Christopher Knapper (2002)

knapperAffiliation at the time of the award: Queen’s University, Psychology, Instructional Development Centre.

Citation: Chris Knapper has been a university teacher for over 40 years – first in his native England and, since 1966 in various Canadian institutions. Trained as a psychologist, Chris has held appointments in a wide range of disciplines, including psychology, education, environmental studies, and drama. He was one of the first Canadian educational developers and in 1977 became founding director of the Teaching Resources Office at the University of Waterloo. In 1992 he also established the Instructional Development Centre at Queen’s University, and retired from that position in 2002. He is currently Emeritus Professor of Psychology at Queen’s and works as an independent consultant on university teaching and educational development.

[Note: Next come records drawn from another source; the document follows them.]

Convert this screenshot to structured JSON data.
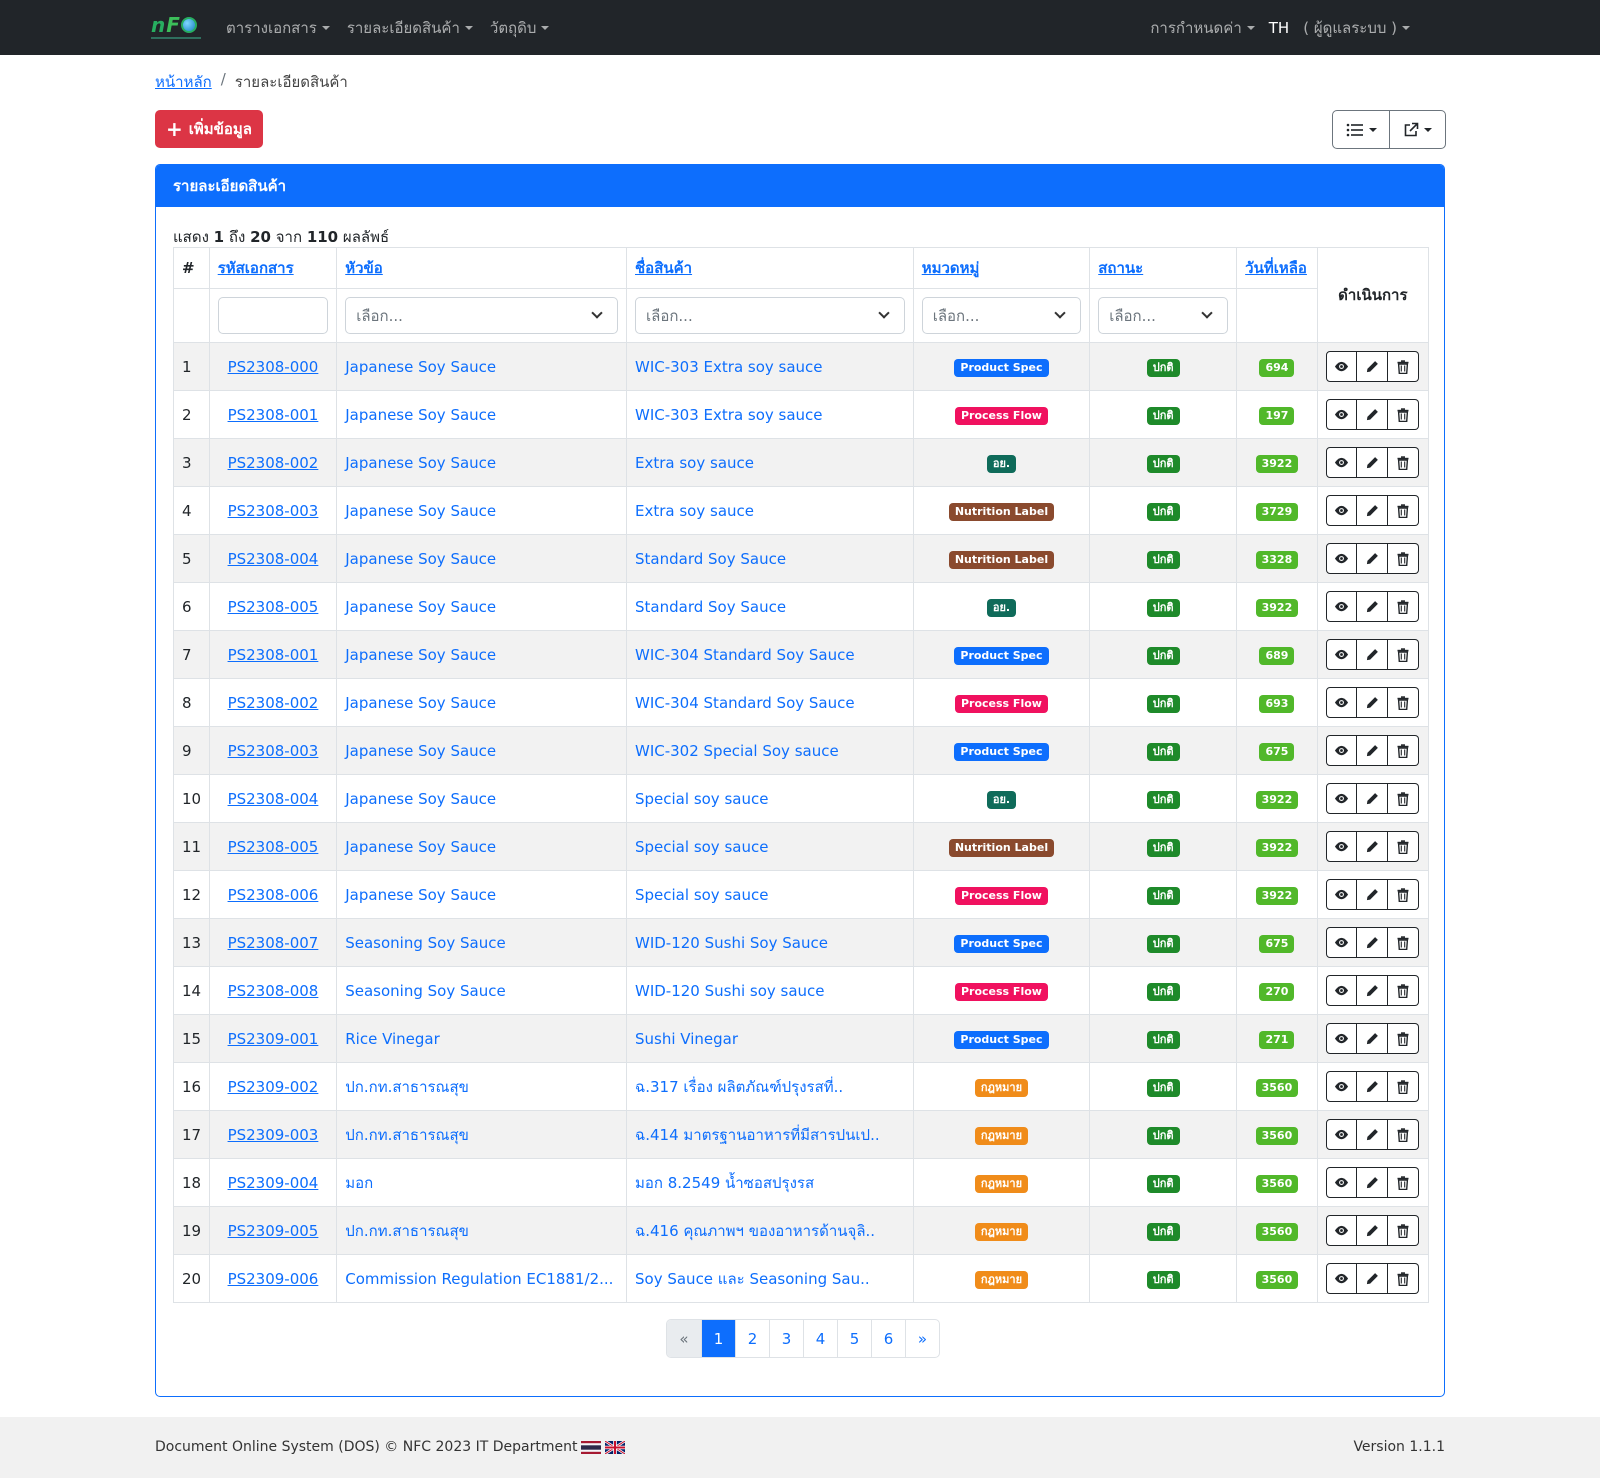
{
  "nav": {
    "left": [
      "ตารางเอกสาร",
      "รายละเอียดสินค้า",
      "วัตถุดิบ"
    ],
    "settings": "การกำหนดค่า",
    "lang": "TH",
    "user": "( ผู้ดูแลระบบ )"
  },
  "breadcrumb": {
    "home": "หน้าหลัก",
    "sep": "/",
    "current": "รายละเอียดสินค้า"
  },
  "add_button": "เพิ่มข้อมูล",
  "card_title": "รายละเอียดสินค้า",
  "summary": {
    "prefix": "แสดง",
    "from": "1",
    "to_word": "ถึง",
    "to": "20",
    "of_word": "จาก",
    "total": "110",
    "suffix": "ผลลัพธ์"
  },
  "columns": {
    "num": "#",
    "code": "รหัสเอกสาร",
    "subject": "หัวข้อ",
    "product": "ชื่อสินค้า",
    "category": "หมวดหมู่",
    "status": "สถานะ",
    "days": "วันที่เหลือ",
    "actions": "ดำเนินการ"
  },
  "filter_placeholder": "เลือก...",
  "badge_colors": {
    "Product Spec": "#0d6efd",
    "Process Flow": "#f0115f",
    "อย.": "#0f6b5a",
    "Nutrition Label": "#8a4a2e",
    "กฎหมาย": "#f08c1a",
    "status": "#1e8a2a",
    "days": "#51b82a"
  },
  "rows": [
    {
      "n": "1",
      "code": "PS2308-000",
      "subject": "Japanese Soy Sauce",
      "product": "WIC-303 Extra soy sauce",
      "category": "Product Spec",
      "status": "ปกติ",
      "days": "694"
    },
    {
      "n": "2",
      "code": "PS2308-001",
      "subject": "Japanese Soy Sauce",
      "product": "WIC-303 Extra soy sauce",
      "category": "Process Flow",
      "status": "ปกติ",
      "days": "197"
    },
    {
      "n": "3",
      "code": "PS2308-002",
      "subject": "Japanese Soy Sauce",
      "product": "Extra soy sauce",
      "category": "อย.",
      "status": "ปกติ",
      "days": "3922"
    },
    {
      "n": "4",
      "code": "PS2308-003",
      "subject": "Japanese Soy Sauce",
      "product": "Extra soy sauce",
      "category": "Nutrition Label",
      "status": "ปกติ",
      "days": "3729"
    },
    {
      "n": "5",
      "code": "PS2308-004",
      "subject": "Japanese Soy Sauce",
      "product": "Standard Soy Sauce",
      "category": "Nutrition Label",
      "status": "ปกติ",
      "days": "3328"
    },
    {
      "n": "6",
      "code": "PS2308-005",
      "subject": "Japanese Soy Sauce",
      "product": "Standard Soy Sauce",
      "category": "อย.",
      "status": "ปกติ",
      "days": "3922"
    },
    {
      "n": "7",
      "code": "PS2308-001",
      "subject": "Japanese Soy Sauce",
      "product": "WIC-304 Standard Soy Sauce",
      "category": "Product Spec",
      "status": "ปกติ",
      "days": "689"
    },
    {
      "n": "8",
      "code": "PS2308-002",
      "subject": "Japanese Soy Sauce",
      "product": "WIC-304 Standard Soy Sauce",
      "category": "Process Flow",
      "status": "ปกติ",
      "days": "693"
    },
    {
      "n": "9",
      "code": "PS2308-003",
      "subject": "Japanese Soy Sauce",
      "product": "WIC-302 Special Soy sauce",
      "category": "Product Spec",
      "status": "ปกติ",
      "days": "675"
    },
    {
      "n": "10",
      "code": "PS2308-004",
      "subject": "Japanese Soy Sauce",
      "product": "Special soy sauce",
      "category": "อย.",
      "status": "ปกติ",
      "days": "3922"
    },
    {
      "n": "11",
      "code": "PS2308-005",
      "subject": "Japanese Soy Sauce",
      "product": "Special soy sauce",
      "category": "Nutrition Label",
      "status": "ปกติ",
      "days": "3922"
    },
    {
      "n": "12",
      "code": "PS2308-006",
      "subject": "Japanese Soy Sauce",
      "product": "Special soy sauce",
      "category": "Process Flow",
      "status": "ปกติ",
      "days": "3922"
    },
    {
      "n": "13",
      "code": "PS2308-007",
      "subject": "Seasoning Soy Sauce",
      "product": "WID-120 Sushi Soy Sauce",
      "category": "Product Spec",
      "status": "ปกติ",
      "days": "675"
    },
    {
      "n": "14",
      "code": "PS2308-008",
      "subject": "Seasoning Soy Sauce",
      "product": "WID-120 Sushi soy sauce",
      "category": "Process Flow",
      "status": "ปกติ",
      "days": "270"
    },
    {
      "n": "15",
      "code": "PS2309-001",
      "subject": "Rice Vinegar",
      "product": "Sushi Vinegar",
      "category": "Product Spec",
      "status": "ปกติ",
      "days": "271"
    },
    {
      "n": "16",
      "code": "PS2309-002",
      "subject": "ปก.กท.สาธารณสุข",
      "product": "ฉ.317 เรื่อง ผลิตภัณฑ์ปรุงรสที่..",
      "category": "กฎหมาย",
      "status": "ปกติ",
      "days": "3560"
    },
    {
      "n": "17",
      "code": "PS2309-003",
      "subject": "ปก.กท.สาธารณสุข",
      "product": "ฉ.414 มาตรฐานอาหารที่มีสารปนเป..",
      "category": "กฎหมาย",
      "status": "ปกติ",
      "days": "3560"
    },
    {
      "n": "18",
      "code": "PS2309-004",
      "subject": "มอก",
      "product": "มอก 8.2549 น้ำซอสปรุงรส",
      "category": "กฎหมาย",
      "status": "ปกติ",
      "days": "3560"
    },
    {
      "n": "19",
      "code": "PS2309-005",
      "subject": "ปก.กท.สาธารณสุข",
      "product": "ฉ.416 คุณภาพฯ ของอาหารด้านจุลิ..",
      "category": "กฎหมาย",
      "status": "ปกติ",
      "days": "3560"
    },
    {
      "n": "20",
      "code": "PS2309-006",
      "subject": "Commission Regulation EC1881/2...",
      "product": "Soy Sauce และ Seasoning Sau..",
      "category": "กฎหมาย",
      "status": "ปกติ",
      "days": "3560"
    }
  ],
  "pagination": {
    "prev": "«",
    "pages": [
      "1",
      "2",
      "3",
      "4",
      "5",
      "6"
    ],
    "next": "»",
    "current": "1"
  },
  "footer": {
    "left": "Document Online System (DOS) © NFC 2023  IT Department",
    "right": "Version 1.1.1"
  }
}
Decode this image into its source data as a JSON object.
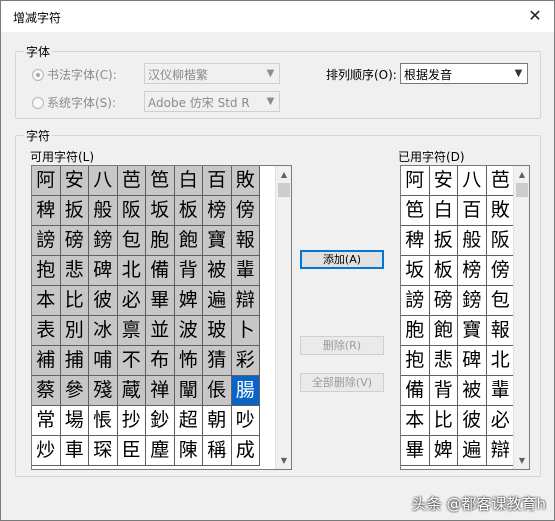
{
  "window": {
    "title": "增减字符",
    "close": "✕"
  },
  "font_group": {
    "label": "字体",
    "calligraphy_radio": "书法字体(C):",
    "calligraphy_value": "汉仪柳楷繁",
    "system_radio": "系统字体(S):",
    "system_value": "Adobe 仿宋 Std R",
    "sort_label": "排列顺序(O):",
    "sort_value": "根据发音"
  },
  "chars_group": {
    "label": "字符",
    "available_label": "可用字符(L)",
    "used_label": "已用字符(D)",
    "available": [
      [
        "阿",
        "安",
        "八",
        "芭",
        "笆",
        "白",
        "百",
        "敗"
      ],
      [
        "稗",
        "扳",
        "般",
        "阪",
        "坂",
        "板",
        "榜",
        "傍"
      ],
      [
        "謗",
        "磅",
        "鎊",
        "包",
        "胞",
        "飽",
        "寶",
        "報"
      ],
      [
        "抱",
        "悲",
        "碑",
        "北",
        "備",
        "背",
        "被",
        "輩"
      ],
      [
        "本",
        "比",
        "彼",
        "必",
        "畢",
        "婢",
        "遍",
        "辯"
      ],
      [
        "表",
        "別",
        "冰",
        "禀",
        "並",
        "波",
        "玻",
        "卜"
      ],
      [
        "補",
        "捕",
        "哺",
        "不",
        "布",
        "怖",
        "猜",
        "彩"
      ],
      [
        "蔡",
        "參",
        "殘",
        "蔵",
        "禅",
        "闡",
        "倀",
        "腸"
      ],
      [
        "常",
        "場",
        "悵",
        "抄",
        "鈔",
        "超",
        "朝",
        "吵"
      ],
      [
        "炒",
        "車",
        "琛",
        "臣",
        "塵",
        "陳",
        "稱",
        "成"
      ]
    ],
    "available_used_rows": 8,
    "selected_char": "腸",
    "used": [
      [
        "阿",
        "安",
        "八",
        "芭"
      ],
      [
        "笆",
        "白",
        "百",
        "敗"
      ],
      [
        "稗",
        "扳",
        "般",
        "阪"
      ],
      [
        "坂",
        "板",
        "榜",
        "傍"
      ],
      [
        "謗",
        "磅",
        "鎊",
        "包"
      ],
      [
        "胞",
        "飽",
        "寶",
        "報"
      ],
      [
        "抱",
        "悲",
        "碑",
        "北"
      ],
      [
        "備",
        "背",
        "被",
        "輩"
      ],
      [
        "本",
        "比",
        "彼",
        "必"
      ],
      [
        "畢",
        "婢",
        "遍",
        "辯"
      ]
    ],
    "add_button": "添加(A)",
    "remove_button": "删除(R)",
    "remove_all_button": "全部删除(V)"
  },
  "watermark": "头条 @都客课教育h"
}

Chris has written extensively on the improvement of university teaching, including eight books and many dozens of articles and reports. He has also given hundreds of workshops on teaching and learning on five continents. Chris was a founder and first president of the Society for Teaching and Learning in Higher Education, and is also a founding editor of the major international educational development journal, the International Journal for Academic Development. He was one of the group who, in the late 1970s, first developed the idea of the teaching dossier, a means of documenting teaching that is now in use in universities all over the world. In 2002 STLHE created the “Christopher Knapper Lifetime Achievement Award” in his name, and made him the first recipient. The same year he received the McKeachie award from the American Educational Research Association, named after Wilbert McKeachie, the “father” of educational development in the USA.

Chris is still active as a teacher, researcher, and educational developer. He believes passionately that the quality of student learning is the core responsibility of universities, and that teaching undergraduates is a professor’s most important role, something that will influence our students for the rest of their lives.

3M Speaker
Presentation topics:

  • University teaching, past and present — what’s changed for better and for worse
  • The future of university teaching in a rapidly changing world
  • How the way we teach affects student learning
  • University teaching for better learning
  • University teaching and international development

knapper@queensu.ca